generative AI

Companies adopting artificial intelligence should avoid high-profile initiatives aimed at revolutionizing their businesses in favor of smaller projects with the potential to transform the organization incrementally by unlocking efficiencies and eliminating costs.

The emergence of ChatGPT last year propelled generative AI into the global spotlight. ChatGPT shattered records by attracting its first million users in five days and then soaring to more than 100 million users in just two months.  Since then, companies around the world have rushed to integrate generative AI into their operations, brands—and stock prices. As they do so, it’s easy for senior management to get caught up in the buzz and steer resources and attention toward the creation of game-changing new use cases.

Many of these announced projects will never see the light of day. According to research firm Gartner, nearly half of AI projects never get past the pilot phase. Among those that do make it into production, many fall short of expectations or fail to create any real value for companies and their customers.

Unfortunately, I fear those success rates could sink further with the current spate of AI investments. Companies are stockpiling AI talent. Although these new hires are brilliant and capable of whipping up algorithms in a flash, many lack real business experience and few have any deep expertise in complex businesses like banking or wealth management. As a result, these individuals are in a poor position to understand how to use their skills to create real value for the business. On the opposite side, most business leaders lack the technology knowledge and time needed to figure out how this cutting-edge technology can best be applied.

In all the excitement, it’s easy to overlook such cultural issues. But these disconnects between AI-driven innovation and actual business needs can undermine development projects and increase the risk of failure. For that reason, I believe senior executives working to integrate generative AI should focus less on the latest “cool tech” and more on their own organizations, workflows and corporate cultures.

The AI Academy

Rather than racing to introduce generative AI, senior management should first create internal structures that ensure alignment between the technology and the business. A great starting point is education. Given the importance of AI and other technologies to business today, companies should be rolling out programs that ensure their employees are up to speed and that their organizations are positioned to optimize growing technology budgets. For large companies, this could take the form of a full “AI Academy” that educates business leaders, line workers, senior management and even technology practitioners about the basics of the technology and how AI can be applied to business functions. Smaller companies can leverage Massive Open Online Courses (MOOC) and other online resources to educate teams.

Building Value, Incrementally

At the same time, companies should be identifying individuals within the organization that already have the right blend of technical expertise and business experience to create a long-term AI strategy. For example, at Broadridge, we brought together a small team devoted to identifying the highest-potential opportunities. One of the team’s most important conclusions was that, when it came to adding value to the business, the biggest opportunities came from the application of both traditional AI solutions and generative AI to core business functions.

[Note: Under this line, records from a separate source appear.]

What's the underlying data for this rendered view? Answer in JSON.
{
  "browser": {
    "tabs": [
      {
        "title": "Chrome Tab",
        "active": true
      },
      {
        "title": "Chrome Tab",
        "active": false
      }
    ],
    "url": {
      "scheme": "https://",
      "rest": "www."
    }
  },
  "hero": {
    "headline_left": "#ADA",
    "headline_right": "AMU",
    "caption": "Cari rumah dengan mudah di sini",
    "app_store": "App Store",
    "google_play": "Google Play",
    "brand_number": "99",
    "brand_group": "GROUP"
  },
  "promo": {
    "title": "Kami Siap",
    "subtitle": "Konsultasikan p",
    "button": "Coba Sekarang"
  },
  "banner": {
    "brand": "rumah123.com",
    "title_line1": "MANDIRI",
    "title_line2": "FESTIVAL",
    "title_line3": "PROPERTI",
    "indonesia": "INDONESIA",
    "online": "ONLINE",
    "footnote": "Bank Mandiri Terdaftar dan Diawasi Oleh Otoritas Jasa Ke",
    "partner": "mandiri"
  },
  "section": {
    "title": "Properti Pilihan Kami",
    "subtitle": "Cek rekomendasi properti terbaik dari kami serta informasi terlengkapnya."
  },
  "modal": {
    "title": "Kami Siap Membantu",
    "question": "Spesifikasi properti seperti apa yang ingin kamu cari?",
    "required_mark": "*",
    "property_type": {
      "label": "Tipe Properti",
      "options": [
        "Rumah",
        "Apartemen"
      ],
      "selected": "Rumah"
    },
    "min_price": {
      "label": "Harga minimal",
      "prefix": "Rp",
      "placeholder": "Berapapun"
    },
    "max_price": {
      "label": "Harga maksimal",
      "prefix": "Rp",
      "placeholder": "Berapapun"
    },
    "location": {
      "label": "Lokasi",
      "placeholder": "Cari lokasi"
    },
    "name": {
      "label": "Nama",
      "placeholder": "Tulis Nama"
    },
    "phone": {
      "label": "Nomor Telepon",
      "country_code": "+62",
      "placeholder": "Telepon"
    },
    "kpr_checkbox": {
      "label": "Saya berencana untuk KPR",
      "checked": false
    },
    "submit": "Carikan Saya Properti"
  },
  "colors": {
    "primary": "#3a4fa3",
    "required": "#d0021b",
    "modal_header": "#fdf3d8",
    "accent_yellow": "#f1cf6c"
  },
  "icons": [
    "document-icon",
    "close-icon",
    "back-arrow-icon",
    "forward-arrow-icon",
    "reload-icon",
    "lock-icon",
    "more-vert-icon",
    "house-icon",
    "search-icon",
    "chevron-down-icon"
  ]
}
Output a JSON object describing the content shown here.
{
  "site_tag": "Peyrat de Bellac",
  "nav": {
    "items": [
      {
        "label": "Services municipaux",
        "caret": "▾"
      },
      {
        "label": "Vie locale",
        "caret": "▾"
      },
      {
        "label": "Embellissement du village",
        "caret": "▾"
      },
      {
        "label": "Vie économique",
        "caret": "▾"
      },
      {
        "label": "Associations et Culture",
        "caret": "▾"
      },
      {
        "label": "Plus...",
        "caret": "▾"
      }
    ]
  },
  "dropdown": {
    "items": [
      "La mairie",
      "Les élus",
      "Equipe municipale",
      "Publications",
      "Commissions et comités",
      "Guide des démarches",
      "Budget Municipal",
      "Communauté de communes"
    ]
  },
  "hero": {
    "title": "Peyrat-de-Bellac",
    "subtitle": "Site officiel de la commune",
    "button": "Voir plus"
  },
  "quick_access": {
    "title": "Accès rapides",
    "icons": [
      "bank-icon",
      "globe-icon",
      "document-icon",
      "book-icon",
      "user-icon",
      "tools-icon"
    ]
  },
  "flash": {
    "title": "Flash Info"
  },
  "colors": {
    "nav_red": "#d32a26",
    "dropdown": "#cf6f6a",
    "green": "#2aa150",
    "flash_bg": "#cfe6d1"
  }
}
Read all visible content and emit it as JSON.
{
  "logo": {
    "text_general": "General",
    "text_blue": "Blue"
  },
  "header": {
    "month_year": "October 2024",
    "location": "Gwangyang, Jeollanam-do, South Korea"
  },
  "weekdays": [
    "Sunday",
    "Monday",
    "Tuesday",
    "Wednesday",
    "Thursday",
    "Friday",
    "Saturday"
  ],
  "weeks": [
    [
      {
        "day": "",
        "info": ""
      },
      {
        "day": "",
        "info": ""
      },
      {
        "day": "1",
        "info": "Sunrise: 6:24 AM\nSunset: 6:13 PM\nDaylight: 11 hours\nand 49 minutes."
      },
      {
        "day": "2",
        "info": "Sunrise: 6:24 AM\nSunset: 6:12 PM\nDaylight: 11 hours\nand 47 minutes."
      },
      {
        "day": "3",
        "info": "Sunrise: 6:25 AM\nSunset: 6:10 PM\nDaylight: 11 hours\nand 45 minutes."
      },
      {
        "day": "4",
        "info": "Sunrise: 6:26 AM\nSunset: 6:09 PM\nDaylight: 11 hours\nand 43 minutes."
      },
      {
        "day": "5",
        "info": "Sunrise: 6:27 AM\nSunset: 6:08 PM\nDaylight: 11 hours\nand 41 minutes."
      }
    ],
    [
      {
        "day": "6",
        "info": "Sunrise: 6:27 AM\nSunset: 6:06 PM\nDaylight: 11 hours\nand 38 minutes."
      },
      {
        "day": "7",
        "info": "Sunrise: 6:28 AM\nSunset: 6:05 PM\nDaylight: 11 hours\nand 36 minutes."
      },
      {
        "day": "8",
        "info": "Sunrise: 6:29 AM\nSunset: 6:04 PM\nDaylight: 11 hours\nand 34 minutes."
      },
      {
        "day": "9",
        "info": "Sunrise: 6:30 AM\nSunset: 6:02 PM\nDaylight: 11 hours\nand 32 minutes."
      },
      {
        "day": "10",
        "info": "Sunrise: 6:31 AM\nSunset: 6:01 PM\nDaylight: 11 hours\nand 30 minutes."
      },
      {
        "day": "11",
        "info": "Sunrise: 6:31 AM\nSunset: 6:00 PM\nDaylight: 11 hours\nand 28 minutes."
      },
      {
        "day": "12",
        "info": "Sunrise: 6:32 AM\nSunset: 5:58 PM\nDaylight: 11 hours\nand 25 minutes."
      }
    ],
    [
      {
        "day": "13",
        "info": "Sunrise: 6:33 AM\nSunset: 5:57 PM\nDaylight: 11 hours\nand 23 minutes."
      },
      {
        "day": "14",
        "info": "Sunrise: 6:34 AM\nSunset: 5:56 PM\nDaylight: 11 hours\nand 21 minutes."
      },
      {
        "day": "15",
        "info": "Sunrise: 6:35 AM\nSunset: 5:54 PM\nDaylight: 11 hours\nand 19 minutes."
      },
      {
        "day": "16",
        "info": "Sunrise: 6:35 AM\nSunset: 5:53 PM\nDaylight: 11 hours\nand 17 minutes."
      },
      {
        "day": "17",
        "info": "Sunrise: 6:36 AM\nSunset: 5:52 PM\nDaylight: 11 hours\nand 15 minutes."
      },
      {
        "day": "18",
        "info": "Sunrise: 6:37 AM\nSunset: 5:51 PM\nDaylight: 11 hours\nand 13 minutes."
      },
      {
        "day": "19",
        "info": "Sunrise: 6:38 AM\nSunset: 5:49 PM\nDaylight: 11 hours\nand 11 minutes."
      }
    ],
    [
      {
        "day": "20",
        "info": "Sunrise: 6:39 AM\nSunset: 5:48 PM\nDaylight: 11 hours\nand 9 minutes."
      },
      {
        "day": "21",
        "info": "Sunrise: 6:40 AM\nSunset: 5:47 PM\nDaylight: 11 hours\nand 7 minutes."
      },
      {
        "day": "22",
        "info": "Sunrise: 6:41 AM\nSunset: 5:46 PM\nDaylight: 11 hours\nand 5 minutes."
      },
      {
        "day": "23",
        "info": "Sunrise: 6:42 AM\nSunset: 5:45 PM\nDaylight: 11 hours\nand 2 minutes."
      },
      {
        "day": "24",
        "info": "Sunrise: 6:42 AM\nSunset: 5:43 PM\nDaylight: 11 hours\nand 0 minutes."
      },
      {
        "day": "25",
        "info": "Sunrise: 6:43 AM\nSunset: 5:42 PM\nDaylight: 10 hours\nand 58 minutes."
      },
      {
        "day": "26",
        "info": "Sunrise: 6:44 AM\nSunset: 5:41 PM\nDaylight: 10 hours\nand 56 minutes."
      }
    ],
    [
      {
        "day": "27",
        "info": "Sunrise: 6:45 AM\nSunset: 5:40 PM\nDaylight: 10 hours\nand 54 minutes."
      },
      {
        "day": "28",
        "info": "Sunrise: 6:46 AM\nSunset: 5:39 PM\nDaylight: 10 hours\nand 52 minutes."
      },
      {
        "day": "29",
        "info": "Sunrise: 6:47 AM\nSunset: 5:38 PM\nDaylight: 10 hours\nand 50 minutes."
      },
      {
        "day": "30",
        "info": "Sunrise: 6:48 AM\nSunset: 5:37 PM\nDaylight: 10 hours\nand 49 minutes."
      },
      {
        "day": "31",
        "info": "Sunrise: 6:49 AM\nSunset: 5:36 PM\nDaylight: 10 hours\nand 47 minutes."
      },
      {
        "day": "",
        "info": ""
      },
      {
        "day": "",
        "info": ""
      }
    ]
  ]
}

That finding helped senior management direct its focus away from flashy new development initiatives and toward a series of smaller projects that drove operational improvement.

That incremental approach allowed Broadridge to identify a host of opportunities to automate processes and otherwise enhance operational efficiencies. But the benefits did not end there. The same bottom-up process uncovered ways Broadridge could use generative AI to help its clients address inefficiencies in corporate bond trading. The result was the 2023 launch of BondGPT, an application powered by OpenAI GPT-4 that helps clients enhance liquidity and price discovery in the corporate bond market.

Collaborate, Experiment and Innovate

Finally, companies should be working to create an open source set of tools that allows teams to collaborate, experiment and innovate on new AI solutions. The latest versions of generative AI can be applied to a much broader range of functions than previous generations of the technology. This new wave of AI has applications in customer service, operations, product development and nearly all other business functions. The ability of generative AI to accelerate or, in some cases, even automate code generation creates opportunities for companies to create efficiencies virtually anywhere. Along those same lines, by democratizing the technology and making it so easy to use and apply, generative AI enables teams to rapidly develop new, high-impact use cases at scale throughout the organization.

The best way to foster that type of innovation is to avoid the temptation of “moon-shot” projects that promise to revolutionize the business overnight, and instead focus on a bottom-up strategy that uses both generative AI and more traditional AI tools to create a more efficient and dynamic business.

Generative AI allows a very rapid iterative development approach to validate the value very quickly.  We are seeing that GenAI projects can be delivered in weeks versus months.  In just six weeks we were able to conceive and deliver the first version of our BondGPT product which delivers pre-trade analytics for bond traders.